§ Brief
Scan the data below and work out how many of its lines contain the word "Shift". Give only that number.

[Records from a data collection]
-=-=-

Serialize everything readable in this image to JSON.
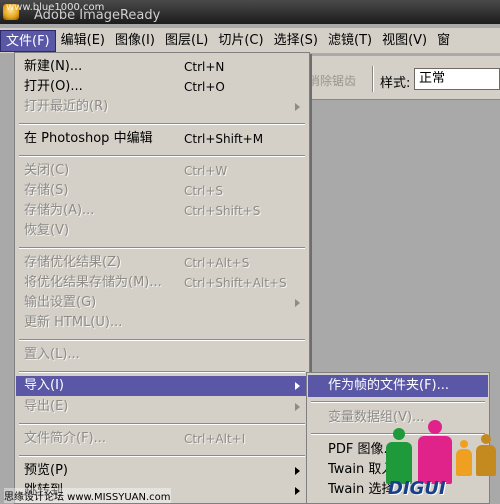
{
  "window": {
    "title": "Adobe ImageReady",
    "watermark_top": "www.blue1000.com"
  },
  "menubar": [
    {
      "label": "文件(F)",
      "active": true
    },
    {
      "label": "编辑(E)"
    },
    {
      "label": "图像(I)"
    },
    {
      "label": "图层(L)"
    },
    {
      "label": "切片(C)"
    },
    {
      "label": "选择(S)"
    },
    {
      "label": "滤镜(T)"
    },
    {
      "label": "视图(V)"
    },
    {
      "label": "窗"
    }
  ],
  "options_bar": {
    "antialias_label": "消除锯齿",
    "style_label": "样式:",
    "style_value": "正常"
  },
  "file_menu": {
    "new": {
      "label": "新建(N)...",
      "shortcut": "Ctrl+N"
    },
    "open": {
      "label": "打开(O)...",
      "shortcut": "Ctrl+O"
    },
    "open_recent": {
      "label": "打开最近的(R)"
    },
    "edit_in_photoshop": {
      "label": "在 Photoshop 中编辑",
      "shortcut": "Ctrl+Shift+M"
    },
    "close": {
      "label": "关闭(C)",
      "shortcut": "Ctrl+W"
    },
    "save": {
      "label": "存储(S)",
      "shortcut": "Ctrl+S"
    },
    "save_as": {
      "label": "存储为(A)...",
      "shortcut": "Ctrl+Shift+S"
    },
    "revert": {
      "label": "恢复(V)"
    },
    "save_optimized": {
      "label": "存储优化结果(Z)",
      "shortcut": "Ctrl+Alt+S"
    },
    "save_optimized_as": {
      "label": "将优化结果存储为(M)...",
      "shortcut": "Ctrl+Shift+Alt+S"
    },
    "output_settings": {
      "label": "输出设置(G)"
    },
    "update_html": {
      "label": "更新 HTML(U)..."
    },
    "place": {
      "label": "置入(L)..."
    },
    "import": {
      "label": "导入(I)"
    },
    "export": {
      "label": "导出(E)"
    },
    "file_info": {
      "label": "文件简介(F)...",
      "shortcut": "Ctrl+Alt+I"
    },
    "preview": {
      "label": "预览(P)"
    },
    "jump_to": {
      "label": "跳转到"
    }
  },
  "import_submenu": {
    "folder_as_frames": "作为帧的文件夹(F)...",
    "variable_data_sets": "变量数据组(V)...",
    "pdf_image": "PDF 图像...",
    "twain_acquire": "Twain 取入...",
    "twain_select": "Twain 选择..."
  },
  "watermark": {
    "bottom_left": "思缘设计论坛 www.MISSYUAN.com",
    "brand": "DIGUI"
  },
  "colors": {
    "menu_bg": "#d4d0c8",
    "highlight": "#5a58a6",
    "disabled_text": "#8e8b85"
  }
}
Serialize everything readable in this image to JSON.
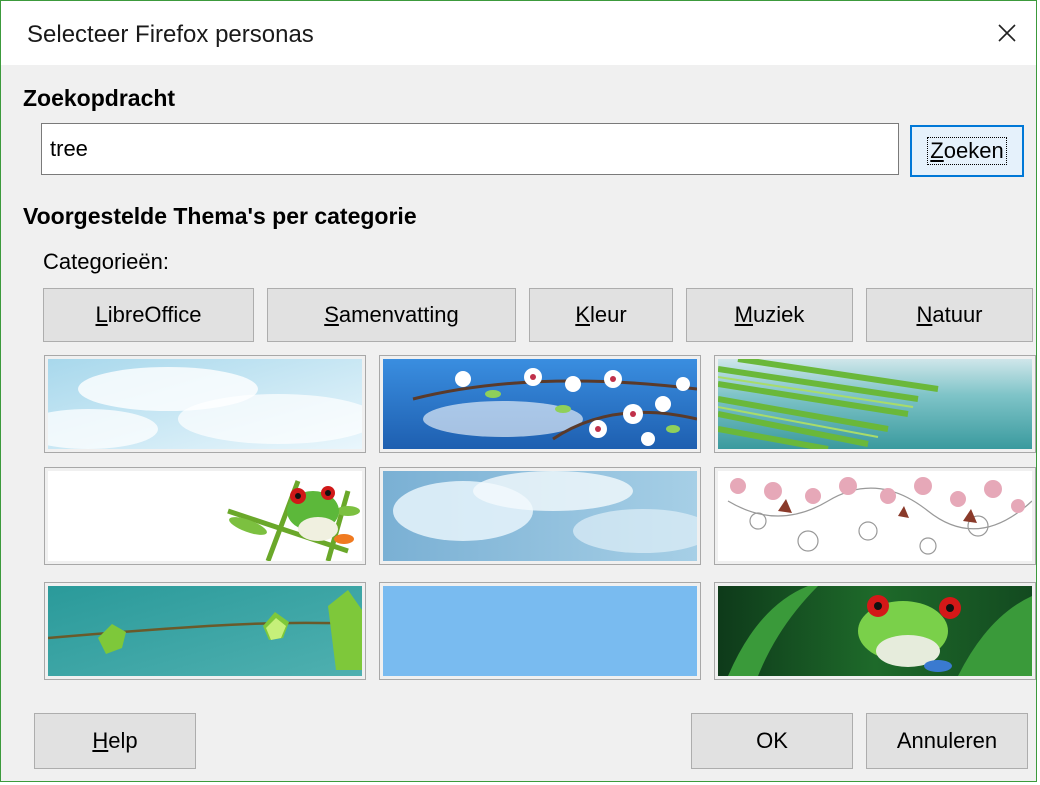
{
  "window": {
    "title": "Selecteer Firefox personas",
    "close_icon": "close-icon"
  },
  "search": {
    "heading": "Zoekopdracht",
    "value": "tree",
    "button": {
      "mnemonic": "Z",
      "rest": "oeken"
    }
  },
  "suggested": {
    "heading": "Voorgestelde Thema's per categorie",
    "categories_label": "Categorieën:",
    "categories": [
      {
        "before": "",
        "mnemonic": "L",
        "after": "ibreOffice"
      },
      {
        "before": "",
        "mnemonic": "S",
        "after": "amenvatting"
      },
      {
        "before": "",
        "mnemonic": "K",
        "after": "leur"
      },
      {
        "before": "",
        "mnemonic": "M",
        "after": "uziek"
      },
      {
        "before": "",
        "mnemonic": "N",
        "after": "atuur"
      }
    ],
    "themes": [
      "sky-clouds-theme",
      "cherry-blossom-sky-theme",
      "palm-leaf-sea-theme",
      "red-eyed-frog-white-theme",
      "blue-clouds-theme",
      "pink-blossom-swirl-theme",
      "green-vine-leaves-theme",
      "plain-light-blue-theme",
      "red-eyed-frog-green-theme"
    ]
  },
  "footer": {
    "help": {
      "mnemonic": "H",
      "rest": "elp"
    },
    "ok": "OK",
    "cancel": "Annuleren"
  },
  "colors": {
    "window_border": "#3c9a3c",
    "focus_blue": "#0078d7",
    "button_bg": "#e1e1e1"
  }
}
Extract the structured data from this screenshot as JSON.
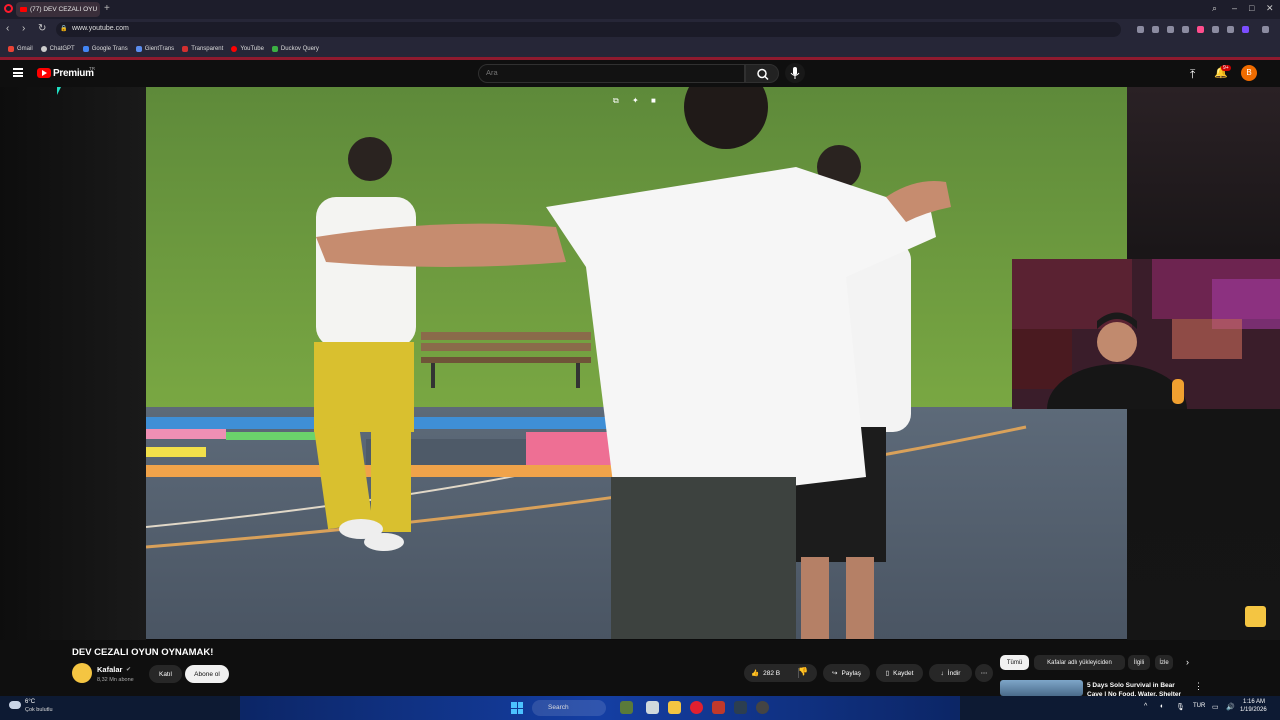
{
  "browser": {
    "tab_title": "(77) DEV CEZALI OYU",
    "url": "www.youtube.com",
    "new_tab": "+",
    "bookmarks": [
      "Gmail",
      "ChatGPT",
      "Google Trans",
      "GientTrans",
      "Transparent",
      "YouTube",
      "Duckov Query"
    ]
  },
  "youtube": {
    "logo_text": "Premium",
    "country_code": "TR",
    "search_placeholder": "Ara",
    "notification_badge": "9+",
    "avatar_letter": "B"
  },
  "video": {
    "title": "DEV CEZALI OYUN OYNAMAK!",
    "channel": "Kafalar",
    "subscribers": "8,32 Mn abone",
    "join_label": "Katıl",
    "subscribe_label": "Abone ol",
    "likes": "282 B",
    "share_label": "Paylaş",
    "save_label": "Kaydet",
    "download_label": "İndir"
  },
  "sidebar_chips": [
    "Tümü",
    "Kafalar adlı yükleyiciden",
    "İlgili",
    "İzle"
  ],
  "recommendation": {
    "title": "5 Days Solo Survival in Bear Cave | No Food, Water, Shelter"
  },
  "taskbar": {
    "weather_temp": "6°C",
    "weather_desc": "Çok bulutlu",
    "search_label": "Search",
    "lang": "TUR",
    "time": "1:16 AM",
    "date": "1/19/2026"
  },
  "colors": {
    "youtube_red": "#ff0000",
    "background": "#0f0f0f",
    "button_bg": "#272727",
    "subscribe_bg": "#f1f1f1"
  }
}
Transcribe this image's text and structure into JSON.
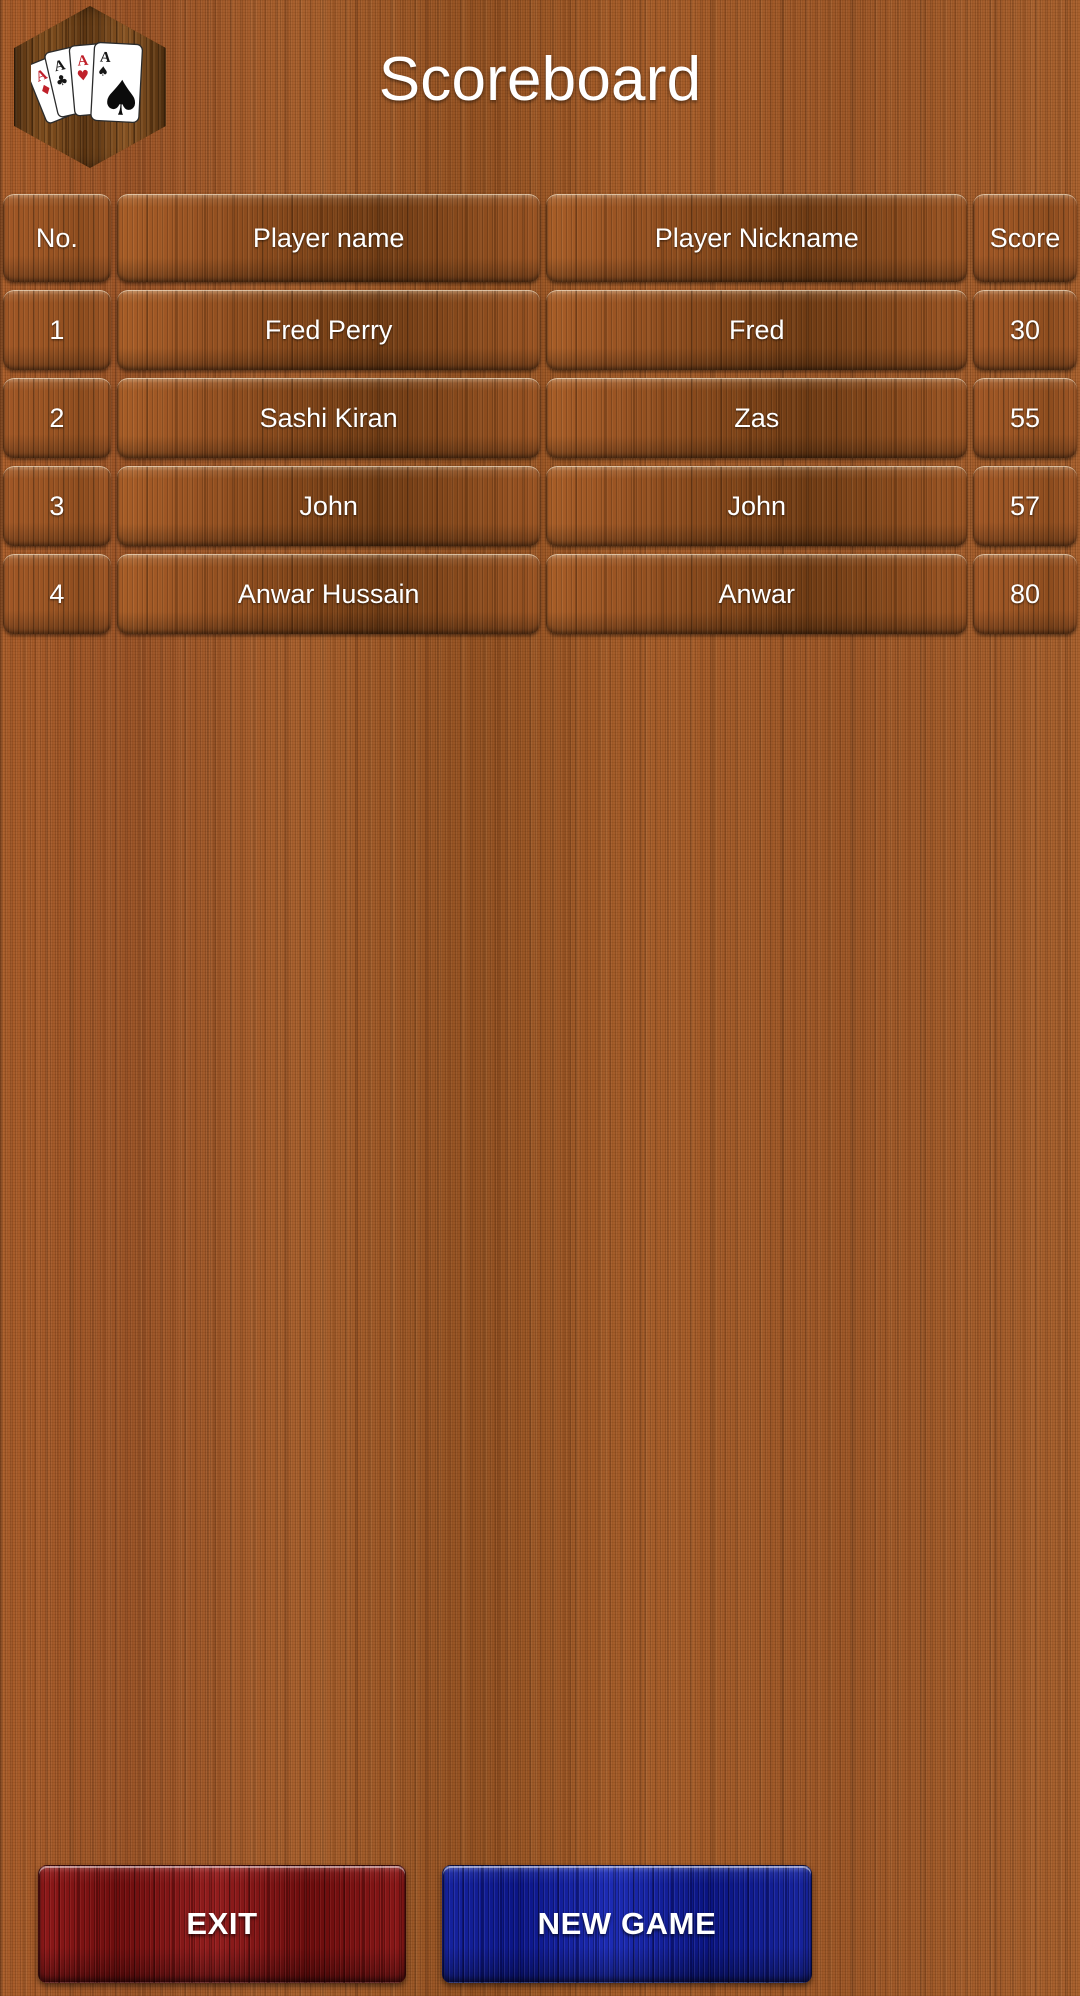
{
  "app": {
    "logo_icon": "four-aces-hexagon-icon",
    "logo_cards": [
      {
        "rank": "A",
        "suit": "diamond",
        "suit_glyph": "♦",
        "color": "#c0202a"
      },
      {
        "rank": "A",
        "suit": "club",
        "suit_glyph": "♣",
        "color": "#111111"
      },
      {
        "rank": "A",
        "suit": "heart",
        "suit_glyph": "♥",
        "color": "#c0202a"
      },
      {
        "rank": "A",
        "suit": "spade",
        "suit_glyph": "♠",
        "color": "#111111"
      }
    ]
  },
  "header": {
    "title": "Scoreboard"
  },
  "table": {
    "columns": [
      "No.",
      "Player name",
      "Player Nickname",
      "Score"
    ],
    "rows": [
      {
        "no": "1",
        "name": "Fred Perry",
        "nickname": "Fred",
        "score": "30"
      },
      {
        "no": "2",
        "name": "Sashi Kiran",
        "nickname": "Zas",
        "score": "55"
      },
      {
        "no": "3",
        "name": "John",
        "nickname": "John",
        "score": "57"
      },
      {
        "no": "4",
        "name": "Anwar Hussain",
        "nickname": "Anwar",
        "score": "80"
      }
    ]
  },
  "actions": {
    "exit_label": "EXIT",
    "new_game_label": "NEW GAME"
  },
  "colors": {
    "background_wood": "#9d5526",
    "cell_wood": "#8e4d1f",
    "exit_red": "#7d1212",
    "new_game_blue": "#0f1d9a",
    "text": "#ffffff"
  }
}
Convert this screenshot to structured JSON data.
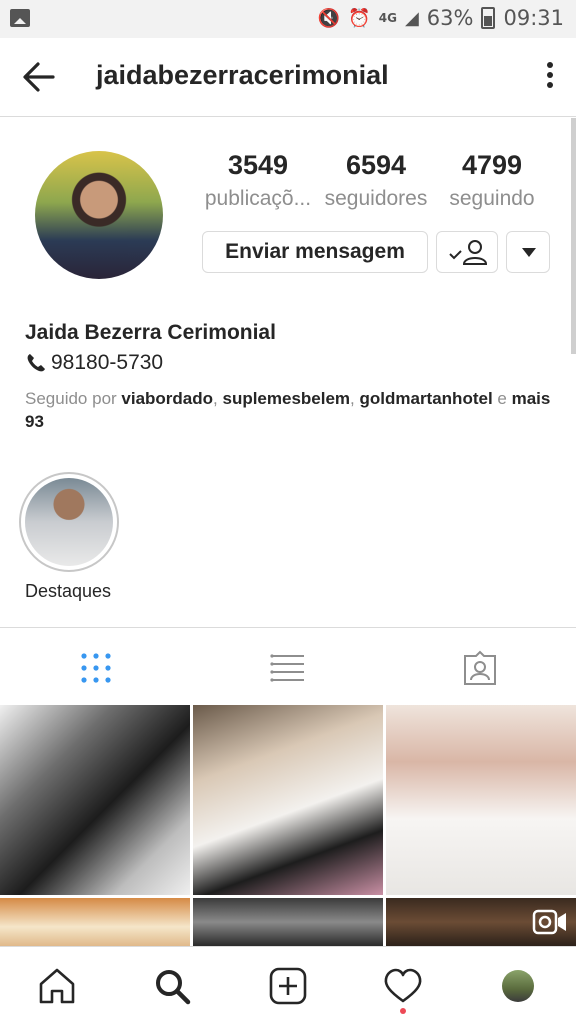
{
  "status_bar": {
    "network": "4G",
    "battery_percent": "63%",
    "time": "09:31"
  },
  "header": {
    "username": "jaidabezerracerimonial"
  },
  "profile": {
    "stats": [
      {
        "value": "3549",
        "label": "publicaçõ..."
      },
      {
        "value": "6594",
        "label": "seguidores"
      },
      {
        "value": "4799",
        "label": "seguindo"
      }
    ],
    "message_button": "Enviar mensagem",
    "name": "Jaida Bezerra Cerimonial",
    "phone": "98180-5730",
    "followed_by_prefix": "Seguido por ",
    "followed_users": [
      "viabordado",
      "suplemesbelem",
      "goldmartanhotel"
    ],
    "followed_by_joiner": " e ",
    "followed_by_more": "mais 93"
  },
  "highlights": [
    {
      "label": "Destaques"
    }
  ],
  "tabs": [
    "grid",
    "list",
    "tagged"
  ],
  "active_tab": "grid",
  "posts": [
    {
      "type": "photo"
    },
    {
      "type": "photo"
    },
    {
      "type": "photo"
    },
    {
      "type": "photo"
    },
    {
      "type": "photo"
    },
    {
      "type": "video"
    }
  ],
  "colors": {
    "accent": "#3897f0",
    "text": "#262626",
    "muted": "#8e8e8e",
    "border": "#dbdbdb",
    "notification": "#ed4956"
  },
  "icons": {
    "back": "arrow-left",
    "more": "vertical-ellipsis",
    "nav": [
      "home",
      "search",
      "add",
      "heart",
      "profile-avatar"
    ]
  }
}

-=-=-

§ Task output
3